This past American Academy of Optometry meeting in Orlando held the inaugural “Think Tank” event. This year’s topic, “Corneal Infections in Contact Lens Wear,” was by all measures a tremendous success. The presenters posed provocative questions that need to be answered if we want to really understand sight-threatening infections in contact lens wearers.
As I listened to the presentations and discussions among the fabulous group of research scientists, clinicians and academics, I jotted down unanswered questions—37 to be exact. I’d like to share just two of those vexing concerns here:
(1) Why hasn’t the overall rate of infections in lens wearers changed in the past two decades despite astonishing advances in both material and design technology and care products, along with campaigns to improve compliance and hygiene?
(2) Are daily disposable lenses really safer to wear than other lens types?
Surprising, the overall rate of corneal infection in lens wear has not improved over the past several decades.1,2 This is somewhat tragic, and even a bit embarrassing, since there has been a good amount of research on material property development, lens design and solution efficacy as well as how to minimize the chances of acquiring an infection.
What should the next steps be to favorably reduce the rate of corneal infection in lens wearers? It is vital that we engage all stakeholders: manufacturers, practitioners and patients. It may appear that we’ve reached the limit of what we can do from a material, design and modality standpoint. But, have we reached the pinnacle of safety in lens technology? What has happened in antimicrobial surface technology to reduce microbial burden? Can genetic testing help us garner valuable information to predict who is most vulnerable to infection?
Continued initiatives to educate patients help assure good practices in compliance and hygiene. The Centers for Disease Control and Prevention’s recent initiatives have been laudable, but the impact of the campaign is hard to determine.
Researchers have generated meaningful data on the risks and overall safety of daily disposable lenses and their rate of infection.1,2 Their findings would suggest that the infection rate of daily disposables is no safer (one to two per 10,000) than other daily wear lenses replaced at less frequent intervals (i.e., two-week or monthly replacements) even when appropriate practices are followed.1

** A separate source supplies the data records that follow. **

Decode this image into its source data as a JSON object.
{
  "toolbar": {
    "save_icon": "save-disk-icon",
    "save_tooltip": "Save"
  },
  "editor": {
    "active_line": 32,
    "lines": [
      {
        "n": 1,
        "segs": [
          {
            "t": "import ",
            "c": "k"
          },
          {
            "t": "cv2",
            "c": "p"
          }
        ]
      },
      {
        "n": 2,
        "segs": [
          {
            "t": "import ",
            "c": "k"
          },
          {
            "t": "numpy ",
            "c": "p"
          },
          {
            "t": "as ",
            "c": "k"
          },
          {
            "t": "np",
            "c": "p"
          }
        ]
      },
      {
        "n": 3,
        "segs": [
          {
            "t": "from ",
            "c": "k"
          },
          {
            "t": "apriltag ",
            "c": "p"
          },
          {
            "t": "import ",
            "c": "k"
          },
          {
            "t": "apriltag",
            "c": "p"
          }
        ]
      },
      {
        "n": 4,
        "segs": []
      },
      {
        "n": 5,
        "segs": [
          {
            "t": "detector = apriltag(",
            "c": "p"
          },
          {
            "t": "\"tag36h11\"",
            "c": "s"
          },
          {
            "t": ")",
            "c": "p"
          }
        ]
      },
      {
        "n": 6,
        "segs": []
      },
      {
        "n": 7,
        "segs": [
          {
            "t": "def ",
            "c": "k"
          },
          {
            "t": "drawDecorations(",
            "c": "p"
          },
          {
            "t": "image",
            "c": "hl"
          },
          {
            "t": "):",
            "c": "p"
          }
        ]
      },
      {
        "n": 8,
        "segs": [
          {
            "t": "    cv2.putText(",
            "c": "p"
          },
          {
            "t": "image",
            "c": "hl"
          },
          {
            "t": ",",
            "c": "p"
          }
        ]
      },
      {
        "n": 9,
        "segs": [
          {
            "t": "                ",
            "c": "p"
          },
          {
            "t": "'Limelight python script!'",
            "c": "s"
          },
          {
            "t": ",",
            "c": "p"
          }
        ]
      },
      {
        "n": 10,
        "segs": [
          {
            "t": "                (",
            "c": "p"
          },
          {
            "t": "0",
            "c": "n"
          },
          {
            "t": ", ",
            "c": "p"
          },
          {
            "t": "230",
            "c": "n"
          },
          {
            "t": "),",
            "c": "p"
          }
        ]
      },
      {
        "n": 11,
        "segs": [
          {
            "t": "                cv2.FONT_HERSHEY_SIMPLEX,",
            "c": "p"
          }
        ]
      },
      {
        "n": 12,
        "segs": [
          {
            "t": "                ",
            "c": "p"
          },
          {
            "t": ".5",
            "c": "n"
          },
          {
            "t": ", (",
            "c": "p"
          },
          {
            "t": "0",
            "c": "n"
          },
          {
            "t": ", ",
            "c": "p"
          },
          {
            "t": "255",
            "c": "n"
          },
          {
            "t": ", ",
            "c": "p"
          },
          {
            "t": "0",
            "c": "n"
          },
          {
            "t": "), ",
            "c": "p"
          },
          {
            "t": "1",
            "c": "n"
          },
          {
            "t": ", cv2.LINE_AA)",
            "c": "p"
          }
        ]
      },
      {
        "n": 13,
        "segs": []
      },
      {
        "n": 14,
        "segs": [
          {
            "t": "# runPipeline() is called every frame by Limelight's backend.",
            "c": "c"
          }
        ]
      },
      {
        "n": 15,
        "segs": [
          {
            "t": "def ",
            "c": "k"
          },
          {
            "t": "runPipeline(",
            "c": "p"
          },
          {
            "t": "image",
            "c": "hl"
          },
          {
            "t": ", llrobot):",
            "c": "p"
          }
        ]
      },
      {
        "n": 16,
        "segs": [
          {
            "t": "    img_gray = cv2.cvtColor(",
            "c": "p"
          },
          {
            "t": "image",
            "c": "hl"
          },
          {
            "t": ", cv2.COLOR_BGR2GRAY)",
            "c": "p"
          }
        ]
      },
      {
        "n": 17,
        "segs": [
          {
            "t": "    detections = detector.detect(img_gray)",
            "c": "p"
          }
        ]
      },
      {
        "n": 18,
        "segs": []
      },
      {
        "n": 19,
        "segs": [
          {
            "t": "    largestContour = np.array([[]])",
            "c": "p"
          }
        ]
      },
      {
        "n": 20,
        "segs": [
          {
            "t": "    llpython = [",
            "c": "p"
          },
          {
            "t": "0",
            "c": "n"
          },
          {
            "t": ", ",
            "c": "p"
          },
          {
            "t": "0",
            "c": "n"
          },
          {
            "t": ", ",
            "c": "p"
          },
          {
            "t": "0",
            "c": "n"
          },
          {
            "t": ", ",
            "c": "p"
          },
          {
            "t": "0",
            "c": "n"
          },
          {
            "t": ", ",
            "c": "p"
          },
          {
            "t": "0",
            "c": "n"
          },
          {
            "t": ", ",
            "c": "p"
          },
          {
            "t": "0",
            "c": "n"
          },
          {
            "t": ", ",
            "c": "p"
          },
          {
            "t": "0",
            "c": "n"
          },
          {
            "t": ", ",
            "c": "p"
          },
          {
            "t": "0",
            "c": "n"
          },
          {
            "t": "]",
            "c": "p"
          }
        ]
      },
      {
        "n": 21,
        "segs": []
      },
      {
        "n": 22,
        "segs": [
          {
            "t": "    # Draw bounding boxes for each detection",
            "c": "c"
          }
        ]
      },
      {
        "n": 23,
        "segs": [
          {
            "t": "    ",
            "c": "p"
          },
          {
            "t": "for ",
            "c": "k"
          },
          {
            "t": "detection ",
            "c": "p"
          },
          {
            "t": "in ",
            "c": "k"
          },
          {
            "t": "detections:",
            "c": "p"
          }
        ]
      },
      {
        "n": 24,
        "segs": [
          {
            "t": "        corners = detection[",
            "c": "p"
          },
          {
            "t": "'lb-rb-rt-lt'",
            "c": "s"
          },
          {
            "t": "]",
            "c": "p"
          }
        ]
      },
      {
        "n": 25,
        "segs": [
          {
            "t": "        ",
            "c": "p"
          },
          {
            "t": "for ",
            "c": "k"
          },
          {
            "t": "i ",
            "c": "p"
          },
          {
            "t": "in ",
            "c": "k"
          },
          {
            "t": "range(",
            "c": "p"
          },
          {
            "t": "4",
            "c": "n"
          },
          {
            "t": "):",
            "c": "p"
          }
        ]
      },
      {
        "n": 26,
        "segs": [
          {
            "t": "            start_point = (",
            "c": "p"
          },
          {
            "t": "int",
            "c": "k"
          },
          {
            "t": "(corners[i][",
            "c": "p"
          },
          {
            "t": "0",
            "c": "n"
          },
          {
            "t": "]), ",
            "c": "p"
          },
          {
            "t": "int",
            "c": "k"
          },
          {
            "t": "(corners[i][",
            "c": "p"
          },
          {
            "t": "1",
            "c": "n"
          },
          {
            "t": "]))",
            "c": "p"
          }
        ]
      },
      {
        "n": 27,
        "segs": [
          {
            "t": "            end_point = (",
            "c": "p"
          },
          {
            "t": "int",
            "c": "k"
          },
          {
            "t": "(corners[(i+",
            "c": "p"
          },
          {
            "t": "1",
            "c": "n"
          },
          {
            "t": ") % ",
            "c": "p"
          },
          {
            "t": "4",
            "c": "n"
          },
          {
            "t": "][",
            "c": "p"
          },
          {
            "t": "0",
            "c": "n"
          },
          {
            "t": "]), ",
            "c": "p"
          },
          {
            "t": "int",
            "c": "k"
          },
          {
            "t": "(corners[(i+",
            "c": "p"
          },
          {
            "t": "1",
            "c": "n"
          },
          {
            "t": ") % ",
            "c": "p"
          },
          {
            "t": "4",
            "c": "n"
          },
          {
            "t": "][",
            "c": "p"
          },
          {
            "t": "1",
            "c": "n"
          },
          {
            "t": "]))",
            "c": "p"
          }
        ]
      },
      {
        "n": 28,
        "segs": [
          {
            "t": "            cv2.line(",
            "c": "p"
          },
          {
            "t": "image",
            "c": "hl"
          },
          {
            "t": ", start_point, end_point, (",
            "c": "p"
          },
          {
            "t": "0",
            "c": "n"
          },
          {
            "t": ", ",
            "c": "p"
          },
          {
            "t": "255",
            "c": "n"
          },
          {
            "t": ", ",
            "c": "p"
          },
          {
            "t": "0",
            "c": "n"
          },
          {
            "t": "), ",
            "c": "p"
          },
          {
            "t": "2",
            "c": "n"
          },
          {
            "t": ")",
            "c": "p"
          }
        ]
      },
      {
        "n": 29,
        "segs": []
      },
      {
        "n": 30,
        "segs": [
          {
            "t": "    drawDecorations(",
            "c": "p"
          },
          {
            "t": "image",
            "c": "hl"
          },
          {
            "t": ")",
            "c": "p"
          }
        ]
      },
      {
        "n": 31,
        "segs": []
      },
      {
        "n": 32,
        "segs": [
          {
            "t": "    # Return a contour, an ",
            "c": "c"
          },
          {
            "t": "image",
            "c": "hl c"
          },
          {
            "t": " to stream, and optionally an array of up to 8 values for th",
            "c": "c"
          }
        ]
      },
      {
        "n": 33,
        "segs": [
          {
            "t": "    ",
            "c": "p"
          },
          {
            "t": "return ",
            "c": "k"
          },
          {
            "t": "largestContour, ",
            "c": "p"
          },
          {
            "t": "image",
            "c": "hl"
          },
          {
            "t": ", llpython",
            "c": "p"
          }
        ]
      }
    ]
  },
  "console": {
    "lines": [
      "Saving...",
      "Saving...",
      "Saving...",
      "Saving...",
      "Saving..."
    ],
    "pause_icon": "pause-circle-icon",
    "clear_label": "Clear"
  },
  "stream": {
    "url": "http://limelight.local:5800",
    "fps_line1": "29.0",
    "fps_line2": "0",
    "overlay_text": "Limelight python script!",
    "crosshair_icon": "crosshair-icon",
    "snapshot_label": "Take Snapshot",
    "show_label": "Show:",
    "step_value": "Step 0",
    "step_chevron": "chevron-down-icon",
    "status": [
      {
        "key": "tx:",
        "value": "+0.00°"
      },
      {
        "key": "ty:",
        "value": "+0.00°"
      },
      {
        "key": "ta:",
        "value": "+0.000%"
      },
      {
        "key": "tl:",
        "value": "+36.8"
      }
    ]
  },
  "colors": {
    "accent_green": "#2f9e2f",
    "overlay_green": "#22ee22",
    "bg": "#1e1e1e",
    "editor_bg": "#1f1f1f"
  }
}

However, serious infections were found to be less common in daily disposable wearers since there were fewer environmental organisms found with cultures of known infections related to daily disposable lens wear (0.5 per 10,000 wearers per year).1 Considering the organisms found in corneal infections in daily disposable lens wearers, the infections may be related to lens handling.1,3
Additional research initiatives are needed to answer many of the questions posed regarding contact lens safety including safety with daily disposable lens wear. New lens designs and material updates have occurred since the completion of previous studies on lens safety. Some daily disposable brands have even been significantly modified. New data is sorely needed to verify any concerns. Will the results mirror those generated in the past?
In no fashion does this brief summary on disposable lens wear safety suggest that daily disposable lenses are not the preferred modality for nearly all lens wearers. Their low rate of corneal infection and favorable, convenient use compared with other options make them ideal.
Future Think Tanks, either as a branded Academy series or discussions conducted by other groups, will prove to be rewarding. Experts in their particular field can examine a topic and formulate pertinent questions that will fundamentally eliminate, or at least minimize or change, that problem. The Think Tank can then serve as a driver for future, valuable research and help move our understanding of a particular problem. Just 35 more to go!
We look forward to the Academy’s summary of the Think Tank proceedings that should be out soon.
1. Stapleton F, Naduilath T, Keay LJ, et al. Risk factors and causative organisms for microbial keratitis in daily disposable contact lens wear. PLoS One. 2017;12(8):e0181343.
2. Stapleton F, Carnt N. Contact lens-related microbial keratitis: how have epidemiology and genetics helped us with pathogenesis and prophylaxis. Eye. 2012;26(2):185-93.
3. Cope JR, Collier SA, Rao MM, et al. Contact lens wearer demographics and risk behaviors for contact lens-related eye infections—United States, 2014. MMWR Morb Mortal Wkly Rep. 2015;64(32):865-70.